Drivers who commute to downtown Seattle have just one week left to prepare for an approximate two-week closure of the State Route 99 Alaskan Way Viaduct. Once the closure begins, it is expected to last all day, everyday for about two weeks.
Starting Friday, April 29, the Washington State Department of Transportation will close SR 99 between South Spokane Street and the south end of the Battery Street Tunnel to begin tunneling underneath the structure.
The viaduct carries an average 90,000 vehicles each day. Closing the structure will have a significant effect on both the morning and evening commutes across the region.
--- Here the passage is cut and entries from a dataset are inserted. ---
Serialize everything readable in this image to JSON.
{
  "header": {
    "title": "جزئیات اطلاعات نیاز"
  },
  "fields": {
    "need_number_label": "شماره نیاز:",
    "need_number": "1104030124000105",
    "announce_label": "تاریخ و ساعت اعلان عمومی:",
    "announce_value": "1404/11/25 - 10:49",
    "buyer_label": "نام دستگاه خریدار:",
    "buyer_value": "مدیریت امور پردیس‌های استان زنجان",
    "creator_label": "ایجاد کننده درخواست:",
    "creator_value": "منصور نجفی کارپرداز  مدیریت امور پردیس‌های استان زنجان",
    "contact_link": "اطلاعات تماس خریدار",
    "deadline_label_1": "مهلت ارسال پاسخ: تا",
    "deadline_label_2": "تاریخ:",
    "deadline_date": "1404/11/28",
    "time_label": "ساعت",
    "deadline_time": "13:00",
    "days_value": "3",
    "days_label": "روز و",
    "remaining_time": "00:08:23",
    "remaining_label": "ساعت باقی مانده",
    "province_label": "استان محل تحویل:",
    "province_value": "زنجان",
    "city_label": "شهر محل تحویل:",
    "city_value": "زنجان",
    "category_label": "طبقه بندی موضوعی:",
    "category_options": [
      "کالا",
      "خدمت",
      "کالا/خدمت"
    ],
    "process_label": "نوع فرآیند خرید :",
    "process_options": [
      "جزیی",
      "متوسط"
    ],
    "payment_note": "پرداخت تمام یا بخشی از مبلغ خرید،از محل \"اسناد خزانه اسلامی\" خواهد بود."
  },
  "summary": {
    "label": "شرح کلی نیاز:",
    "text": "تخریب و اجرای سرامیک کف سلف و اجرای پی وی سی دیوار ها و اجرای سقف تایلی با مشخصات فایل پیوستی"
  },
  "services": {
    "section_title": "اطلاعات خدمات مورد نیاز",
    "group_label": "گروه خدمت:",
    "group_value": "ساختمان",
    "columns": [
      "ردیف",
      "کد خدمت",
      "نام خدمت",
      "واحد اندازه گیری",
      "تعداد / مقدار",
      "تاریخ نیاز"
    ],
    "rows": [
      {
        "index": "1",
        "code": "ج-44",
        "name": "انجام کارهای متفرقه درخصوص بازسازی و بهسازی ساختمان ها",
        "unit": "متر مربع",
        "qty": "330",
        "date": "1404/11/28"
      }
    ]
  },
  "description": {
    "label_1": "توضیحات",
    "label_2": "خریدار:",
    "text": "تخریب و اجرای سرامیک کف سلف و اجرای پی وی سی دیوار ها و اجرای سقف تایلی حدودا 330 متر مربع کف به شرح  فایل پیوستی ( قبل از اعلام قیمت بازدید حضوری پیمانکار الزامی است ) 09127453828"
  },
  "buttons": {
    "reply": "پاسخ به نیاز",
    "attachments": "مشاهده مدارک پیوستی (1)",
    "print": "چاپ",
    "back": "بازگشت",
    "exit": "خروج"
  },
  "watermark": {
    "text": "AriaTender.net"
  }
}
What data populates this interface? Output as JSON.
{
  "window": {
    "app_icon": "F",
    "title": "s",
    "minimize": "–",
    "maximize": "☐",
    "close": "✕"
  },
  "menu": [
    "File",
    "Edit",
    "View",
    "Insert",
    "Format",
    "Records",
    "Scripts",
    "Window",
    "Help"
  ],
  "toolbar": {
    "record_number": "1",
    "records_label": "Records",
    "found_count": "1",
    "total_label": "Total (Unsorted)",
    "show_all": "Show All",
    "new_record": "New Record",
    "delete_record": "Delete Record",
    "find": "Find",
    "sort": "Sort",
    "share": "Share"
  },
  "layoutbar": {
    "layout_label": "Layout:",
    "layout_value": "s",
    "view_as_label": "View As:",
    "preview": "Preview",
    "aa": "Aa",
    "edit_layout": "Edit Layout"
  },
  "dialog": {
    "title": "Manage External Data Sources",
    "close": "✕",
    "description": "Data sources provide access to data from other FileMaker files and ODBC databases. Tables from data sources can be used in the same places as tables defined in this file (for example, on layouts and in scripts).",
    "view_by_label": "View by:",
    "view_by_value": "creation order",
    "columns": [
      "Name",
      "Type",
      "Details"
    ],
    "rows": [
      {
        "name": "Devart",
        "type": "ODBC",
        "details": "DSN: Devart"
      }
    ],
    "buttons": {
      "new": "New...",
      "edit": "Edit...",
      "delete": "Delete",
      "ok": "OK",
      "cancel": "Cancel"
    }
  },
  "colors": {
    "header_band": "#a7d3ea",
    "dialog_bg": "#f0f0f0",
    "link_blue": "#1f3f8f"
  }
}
“We are asking commuters to do everything they can to change their commutes,” David Sowers, deputy administrator of the Alaskan Way Viaduct Replacement Program, said. “Drivers can expect heavy congestion throughout the day. In addition, we expect the morning and evening peak commutes will start earlier and last longer.”
Commute planning resources
WSDOT’s web page, 99closure.org, contains a wealth of tips, maps and other resources designed to help commuters modify their commute.
Some of these include:
- Alternatives to driving, like carpools and vanpools.
- Mass transit: The new Link light rail running to Capitol Hill and the University of Washington gives commuters more choices.
- Use the water taxi from West Seattle and Vashon Island.
- Work from home — even one day will help ease traffic congestion.
- Adjusting work schedules to commute off-peak.
- Biking or walking.
Here are some of the ways WSDOT and its partner agencies are working to help alleviate traffic:
- Real-time traffic monitoring: WSDOT and SDOT will actively monitor highway and street traffic, adjust signal timing and update electronic message boards
- Additional WSDOT Incident Response Teams: Especially on I-5 during peak commute hours to assist with accidents and vehicle breakdowns
- Police traffic control: Seattle Police Department officers will provide manual intersection control at key choke-point intersections and ferry dock entrances.
- More buses and additional stops: King County Metro is rerouting 12 routes and deploying 22 standby buses to help maintain schedules. New temporary stops have been created near the Link SODO Station to help commuters transfer between buses and trains south of downtown.
- More water taxi capacity: King County Water Taxi will add five extra round trips to its Vashon route and will provide additional parking and connector shuttle capacity for West Seattle route passengers.
- Information sharing Agencies are working together, sharing information and making any changes, with an operational plan designed to help keep traffic moving and help drivers make informed travel choices.